▶ **ASSIGNMENT**:
When a line below contains the string "icon", show that line.

START RECORDS SUPPLIED

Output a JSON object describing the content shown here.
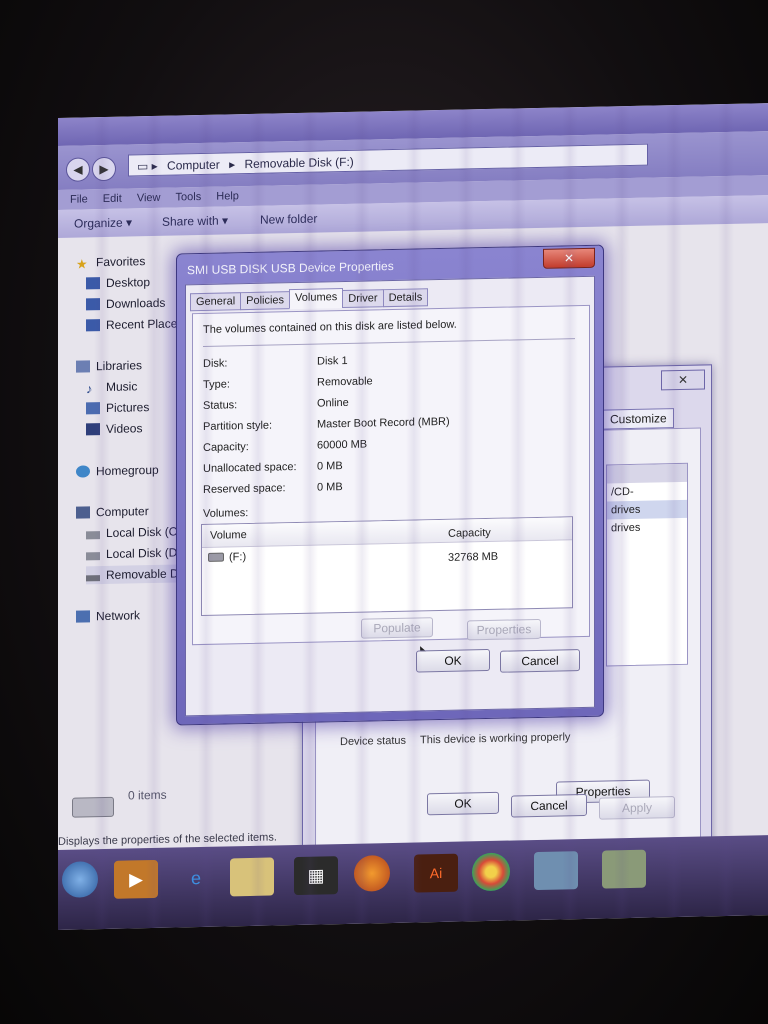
{
  "explorer": {
    "breadcrumb": [
      "Computer",
      "Removable Disk (F:)"
    ],
    "menu": [
      "File",
      "Edit",
      "View",
      "Tools",
      "Help"
    ],
    "toolbar": {
      "organize": "Organize ▾",
      "share_with": "Share with ▾",
      "new_folder": "New folder"
    },
    "nav": {
      "favorites": "Favorites",
      "desktop": "Desktop",
      "downloads": "Downloads",
      "recent_places": "Recent Places",
      "libraries": "Libraries",
      "music": "Music",
      "pictures": "Pictures",
      "videos": "Videos",
      "homegroup": "Homegroup",
      "computer": "Computer",
      "local_disk_c": "Local Disk (C:)",
      "local_disk_d": "Local Disk (D:)",
      "removable_disk": "Removable Di",
      "network": "Network"
    },
    "item_count": "0 items",
    "status_text": "Displays the properties of the selected items."
  },
  "background_dialog": {
    "tab_customize": "Customize",
    "list_items": [
      "",
      "/CD-",
      "drives",
      "drives"
    ],
    "device_status_label": "Device status",
    "device_status_value": "This device is working properly",
    "properties_button": "Properties",
    "ok_button": "OK",
    "cancel_button": "Cancel",
    "apply_button": "Apply"
  },
  "dialog": {
    "title": "SMI USB DISK USB Device Properties",
    "close_glyph": "✕",
    "tabs": [
      "General",
      "Policies",
      "Volumes",
      "Driver",
      "Details"
    ],
    "active_tab": "Volumes",
    "intro": "The volumes contained on this disk are listed below.",
    "fields": {
      "disk_label": "Disk:",
      "disk_value": "Disk 1",
      "type_label": "Type:",
      "type_value": "Removable",
      "status_label": "Status:",
      "status_value": "Online",
      "partition_label": "Partition style:",
      "partition_value": "Master Boot Record (MBR)",
      "capacity_label": "Capacity:",
      "capacity_value": "60000 MB",
      "unallocated_label": "Unallocated space:",
      "unallocated_value": "0 MB",
      "reserved_label": "Reserved space:",
      "reserved_value": "0 MB"
    },
    "volumes_label": "Volumes:",
    "volume_table": {
      "col_volume": "Volume",
      "col_capacity": "Capacity",
      "row_volume": "(F:)",
      "row_capacity": "32768 MB"
    },
    "populate_button": "Populate",
    "properties_button": "Properties",
    "ok_button": "OK",
    "cancel_button": "Cancel"
  }
}
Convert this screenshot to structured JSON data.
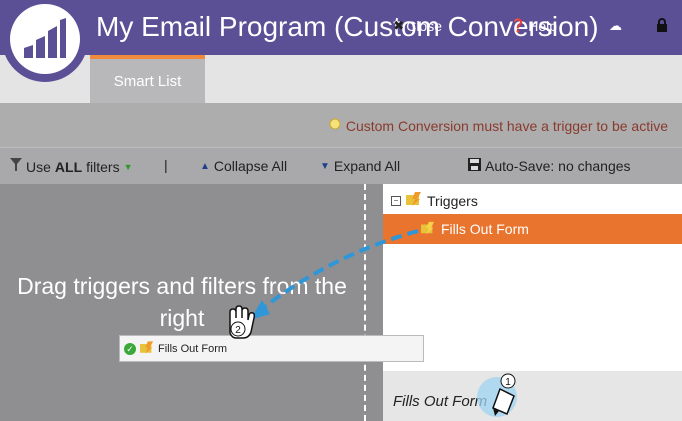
{
  "header": {
    "title": "My Email Program (Custom Conversion)",
    "actions": [
      {
        "icon": "close-icon",
        "label": "Close"
      },
      {
        "icon": "help-icon",
        "label": "Help"
      },
      {
        "icon": "cloud-icon",
        "label": ""
      },
      {
        "icon": "lock-icon",
        "label": ""
      }
    ]
  },
  "tabs": [
    {
      "label": "Smart List",
      "active": true
    }
  ],
  "warning": {
    "icon": "lightbulb-icon",
    "text": "Custom Conversion must have a trigger to be active"
  },
  "toolbar": {
    "use_prefix": "Use",
    "use_all": "ALL",
    "use_suffix": "filters",
    "separator": "|",
    "collapse_all": "Collapse All",
    "expand_all": "Expand All",
    "autosave": "Auto-Save: no changes"
  },
  "drop_area": {
    "text_line1": "Drag triggers and filters from the",
    "text_line2": "right"
  },
  "tree": {
    "root_label": "Triggers",
    "selected_item": "Fills Out Form"
  },
  "bottom_panel": {
    "label": "Fills Out Form"
  },
  "drag_item": {
    "label": "Fills Out Form"
  },
  "annotations": {
    "step1": "1",
    "step2": "2"
  },
  "colors": {
    "header": "#5b4f96",
    "tab_accent": "#f08a3c",
    "selected": "#e8742d",
    "warning_text": "#8a3a2d",
    "arrow": "#2f96d8"
  }
}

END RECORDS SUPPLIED

▶ **RESPONSE FOR THIS EXERCISE**:
        "icon": "close-icon",
        "icon": "help-icon",
        "icon": "cloud-icon",
        "icon": "lock-icon",
    "icon": "lightbulb-icon",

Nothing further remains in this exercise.